Having written my MSc dissertation on the future of the pharmaceutical business model, I could type for days on end and have you scrolling forever. However, I don’t think that would ever be published as a blog article. To realise that childhood dream of mine for at least the length of this post…
Come into my office, take a seat and let Dr. Lok tell you something:
The traditional business model of the pharmaceutical sector is failing.
It is a disease that if left untreated, will cause the company that has contracted it to perish. Symptoms include diminishing market share, increasing overheads and a thinning profit margin. The only cure is an innovative business model - no longer a one size fits all approach but one that each pharmaceutical company can mould around themselves. Think of a memory foam mattress; sold the same to all but embracing the individual and supporting their sleeping positions.
Outside of this GP surgery in the real world, we see traditions diminish as technology and other breakthroughs move the next generation forward into another era. This idea can be projected onto the pharmaceutical industry:
The main reason why the traditional business model is failing is due to the increasing difficulty to establish blockbuster drugs, and the growing number of patent cliffs that are drawing ever closer and giving way to a new generation of generics.
By looking at the fundamental management model of patterns of strategic change (Johnson and Scholes, 1993) (above), we can see that the industry has seemingly enjoyed continual growth for a prolonged period of time.
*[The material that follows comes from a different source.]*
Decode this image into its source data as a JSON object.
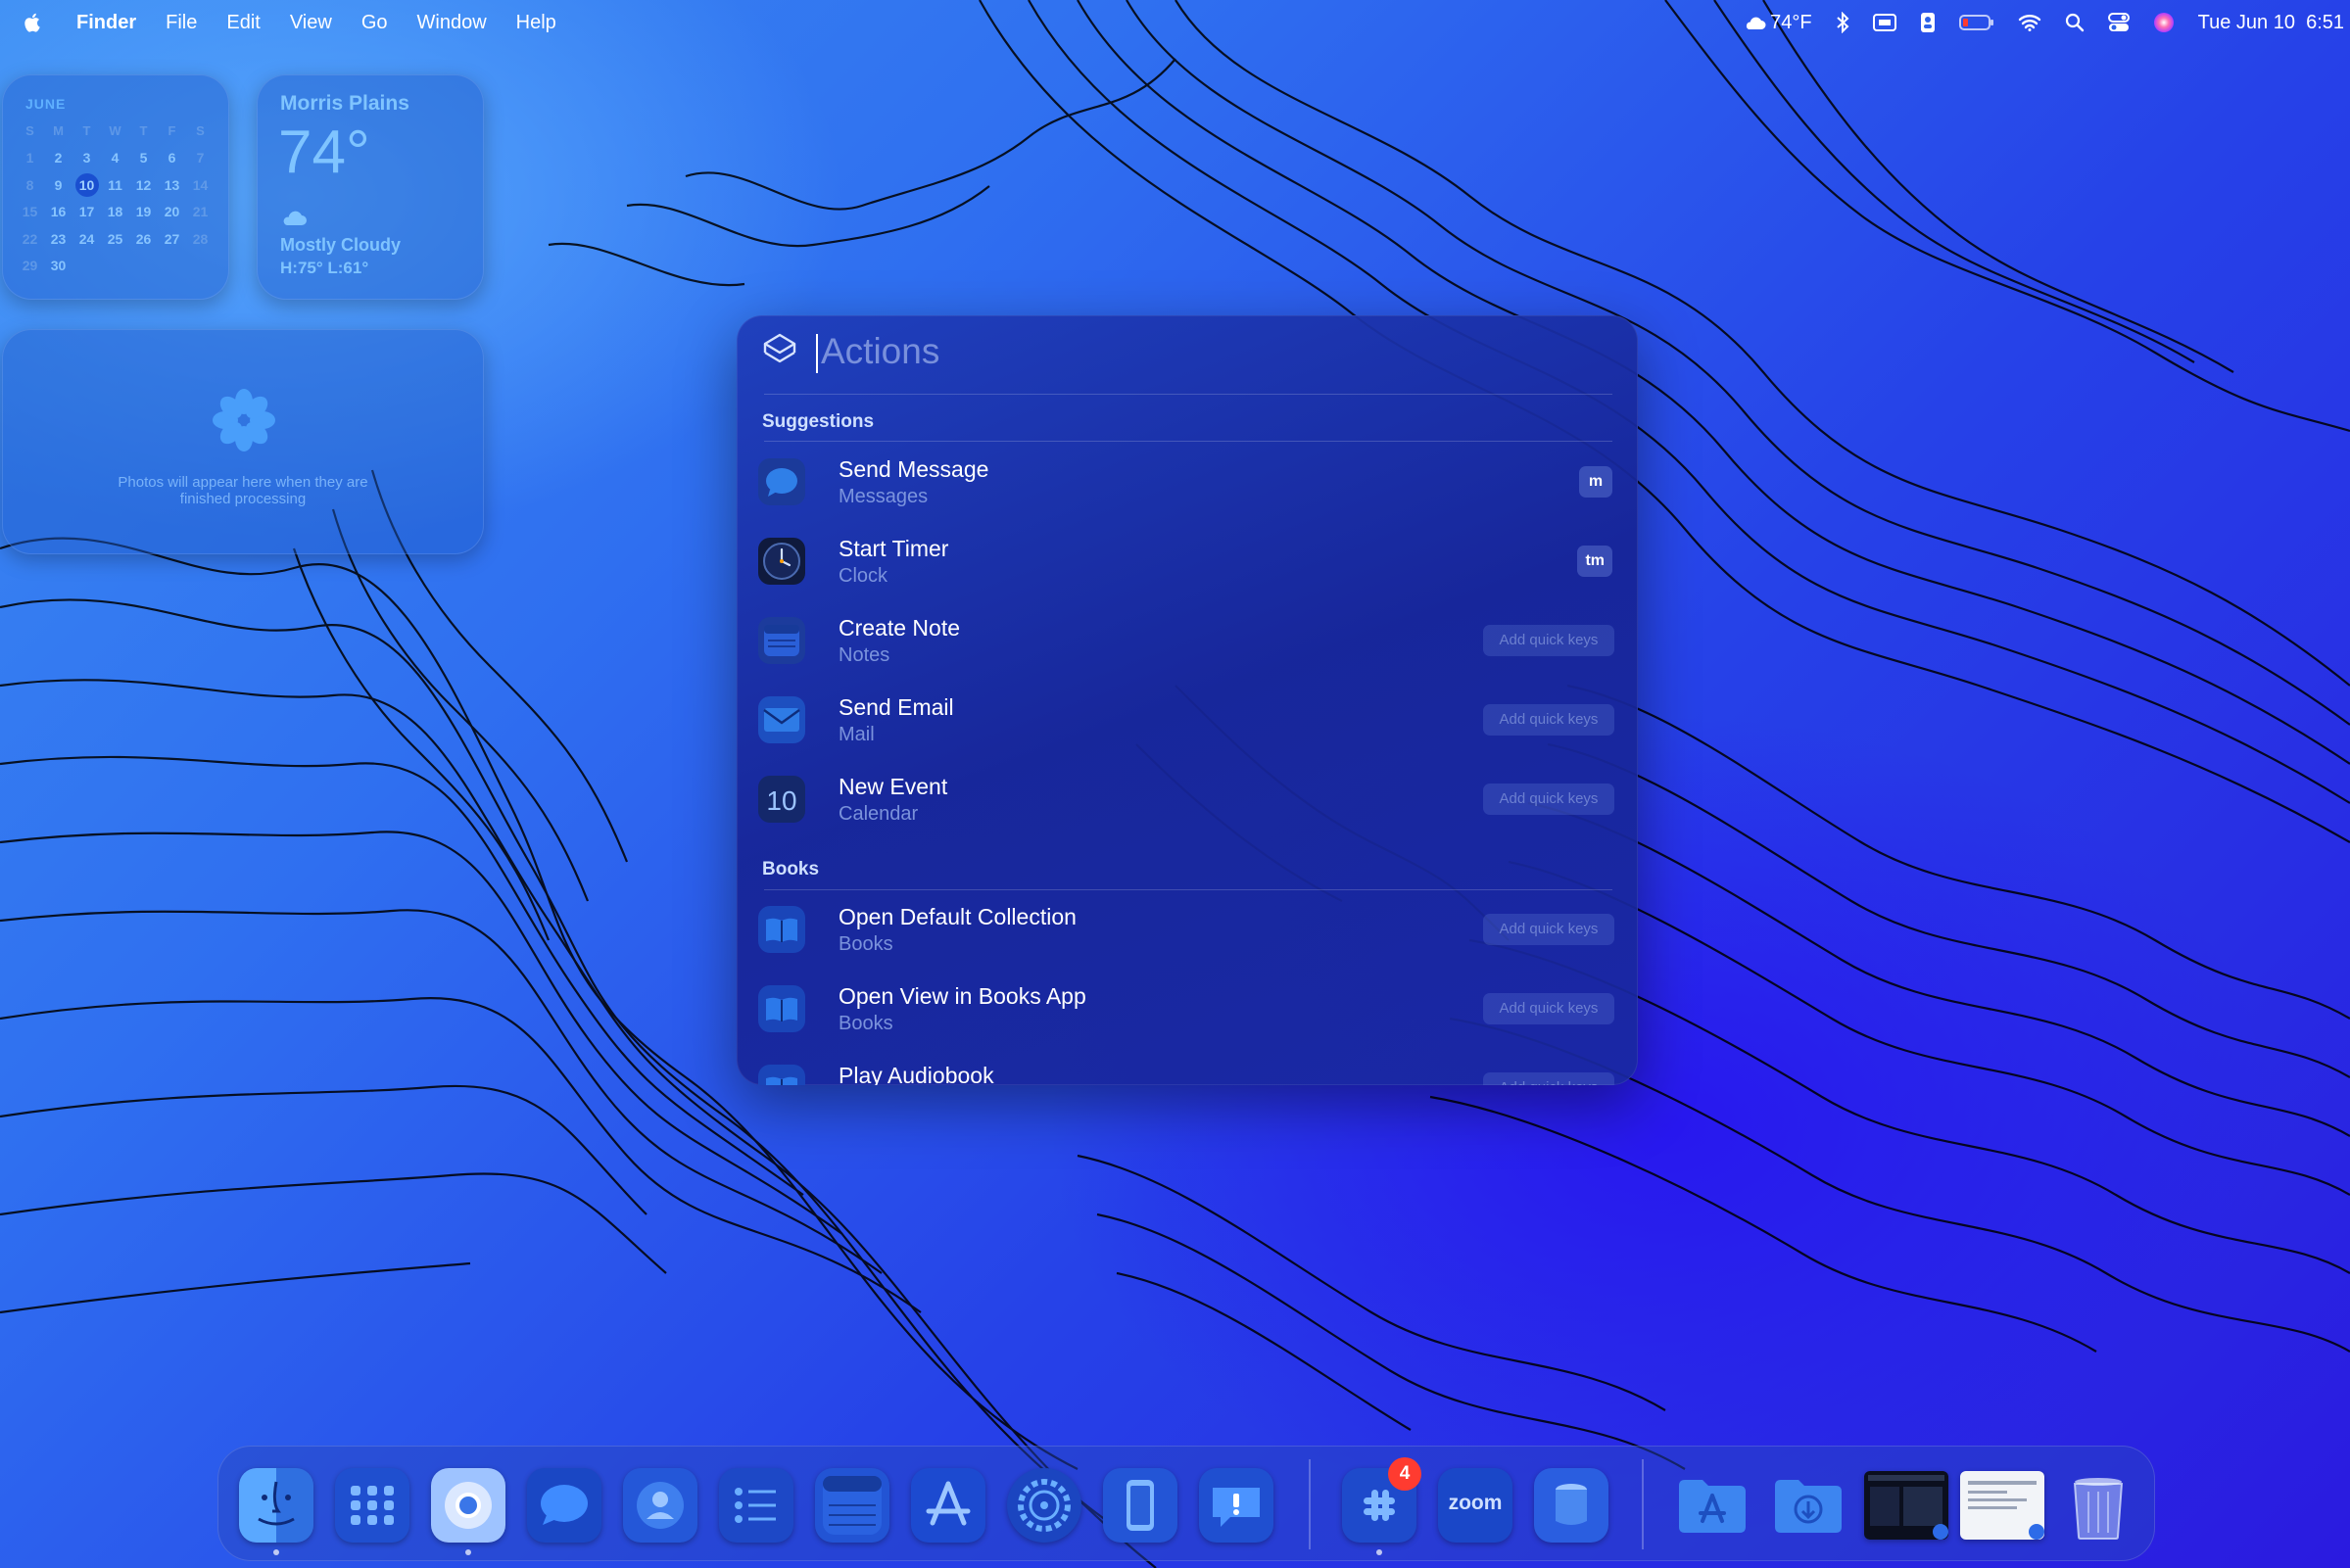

Firms now face a period of flux unless they are able to successfully employ a transformative breakout strategy. With such a strategy, firms do not only have a chance to be a formidable competitor in the market, but can transform the business model of the sector as a whole.
The usual go-to for a breakout strategy in many industries is mergers and acquisitions (M&A), but it is no secret that these have not been successful for many in the pharmaceutical industry unless they have been planned strategically. Pfizer for example, was described by the New York Times as “Frankenstein’s monster” in 2012. They had carried out five large M&A deals in the decade preceding 2011, and ended up making substantial losses across the company.
To those suffering from traditional business model disease, I write a prescription for market research.
Market research is key in enabling pharma to understand how they might leverage their brand’s brands’ USPs to protect and even continue to grow their market share in the face of ever increasing generic competition. These USPs can no longer be molecular and data focussed but need to be humanistic. We doctors see patients - people - who are experiencing a dis-ease. By fully understanding these experiences, companies can recognise the value in easing the distress of a patient rather than just focusing on the molecular microbiology or clinical data story.
At Branding Science, we are able to gain a real insight into the rational, but moreover the emotional drivers which spur the prescription of different drugs. From pre-launch to post-launch, we use a variety of innovative psychology-based methods that allow us to dive deep into the thoughts of health care professionals when making prescription decisions. By helping our clients understand the reasoning behind the decisions being made, we are able to work with clients to effectively identify which themes they should leverage their brand upon in order to connect emotionally with both physicians and patients. Therefore, branded drugs can still be at an advantage in terms of maximising market share as long as they remember that their brand is an intangible asset that only they can exploit.
Traditional Business Model Disease does not have to be terminal - the cure however may be unique for each and will be found through the understanding of customers and end users. I look forward to seeing which pharmaceutical company will be first to unlock that cure and transform the industry.
The Author: Chloe Lok is research executive at Branding Science. She holds a Masters in Management from the Imperial college in London and a Bsc in biochemistry from the University of Reading.